Software-Defined Wide Area Network (SD-WAN) technology, which has been a recently emerging technology, is expected to become common in the next few years. Research firm IDC expects this technology to grow by 69% by 2021. Revenue from this technology is expected to reach $2.3 billion in 2018 alone. Companies pursuing SD-WAN can mix and match networking solutions to get the most efficient and effective wide area connectivity. Customers and employees have constant access to the Internet. With this access, however, monitoring and network security are vital.
The Role of Network Monitoring and Security
To have your network ready for business, it needs to be safe and secure. Not only does the network need constant monitoring, industry standards require rigorous compliance. For instance, online retailers need to keep their customers’ credit card information secure. Hospitals and doctors’ offices are required to comply with HIPAA. Even if your business is headquartered in the United States, you may need to comply with General Protection Data Regulation (GDPR). Endpoint security concerns include keeping anti-virus and anti-malware protections up-to-date.
Employees are the Front Line of Defense for Network Security
And don’t forget the human element. Train your employees to identify scam emails and phishing schemes, and not to click on unfamiliar links. Emphasize the importance of reporting malware, so you can keep your system secure.
If you are uncertain about whether your network is ready for business, contact your trusted technology advisor today for a network assessment.
Your business relies more and more on healthy network infrastructure. Migration to Cloud, Compliance and IT Security all fuel the case to proactively monitor your network health. By proactively scanning your network, you can identify bottlenecks and other irregularities that could impact your network performance and network security. Identifying network compromise in advance will save your business time and money in the long run.
Here are some considerations of what to proactively monitor on your network and why:
Monitor Your Network Performance
Network performance monitoring may identify a number of issues impacting your employee productivity. In some cases it may be a hardware failure (network switch or router) that is causing intermittent outage.

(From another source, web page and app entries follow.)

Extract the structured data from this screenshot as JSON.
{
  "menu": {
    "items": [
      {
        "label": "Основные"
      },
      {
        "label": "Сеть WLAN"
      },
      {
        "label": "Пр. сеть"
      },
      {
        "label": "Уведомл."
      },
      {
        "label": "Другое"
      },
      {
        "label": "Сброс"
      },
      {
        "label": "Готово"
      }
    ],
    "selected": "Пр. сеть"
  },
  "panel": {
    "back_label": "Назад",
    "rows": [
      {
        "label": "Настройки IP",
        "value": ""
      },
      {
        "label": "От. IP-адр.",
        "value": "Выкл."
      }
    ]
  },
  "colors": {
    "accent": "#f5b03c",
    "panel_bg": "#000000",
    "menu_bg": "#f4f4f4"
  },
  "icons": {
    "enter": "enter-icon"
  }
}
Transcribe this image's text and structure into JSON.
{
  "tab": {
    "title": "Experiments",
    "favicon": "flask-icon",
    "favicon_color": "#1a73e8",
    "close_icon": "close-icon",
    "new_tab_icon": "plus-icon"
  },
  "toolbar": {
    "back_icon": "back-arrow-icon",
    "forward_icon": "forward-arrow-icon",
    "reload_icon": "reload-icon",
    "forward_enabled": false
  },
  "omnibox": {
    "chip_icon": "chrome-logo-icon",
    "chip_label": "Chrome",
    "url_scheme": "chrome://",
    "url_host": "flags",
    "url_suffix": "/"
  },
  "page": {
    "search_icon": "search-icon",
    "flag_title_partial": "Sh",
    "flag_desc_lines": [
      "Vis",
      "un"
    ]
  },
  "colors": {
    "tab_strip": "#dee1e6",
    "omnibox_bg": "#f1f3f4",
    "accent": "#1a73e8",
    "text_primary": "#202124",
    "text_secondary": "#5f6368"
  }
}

Data-intensive applications (e.g. remote backup, call center or VoIP) may need optimization to improve overall network performance. Regular proactive network monitoring will identify these issues that can easily be remediated to avoid any unnecessary downtime, loss of employee productivity, or other failures such as dropped calls and failed backups.
Monitor Your Network Access
A periodic scan of devices attached to your network will identify any unauthorized access to your network. You may identify devices including desktop, laptop and mobile access from terminated employees, unauthorized access on your wireless network, and other potential compromises to your network. A regular scan of your network helps you stay in compliance and avoid any security compromise.
Monitor Your Network Utilization
By monitoring your network utilization, you may identify usage patterns impacting your overall network performance. Social media and streaming technologies can chew up your company bandwidth. By monitoring your utilization you may need to implement internal policies on use of streaming and digital media to free up bandwidth for mission-critical services.
Monitor Your Network Security
Your network is as strong as its weakest link. Periodically monitor your network endpoints to ensure Operating System patch, Antivirus and Malware definitions are all up to date. One device out of compliance could be infected and compromise your entire network.
Proactive Network Monitoring is a healthy best practice that saves you money and time while reducing business risk. If you are unsure of your network health or need to know more about network monitoring contact your network specialist today.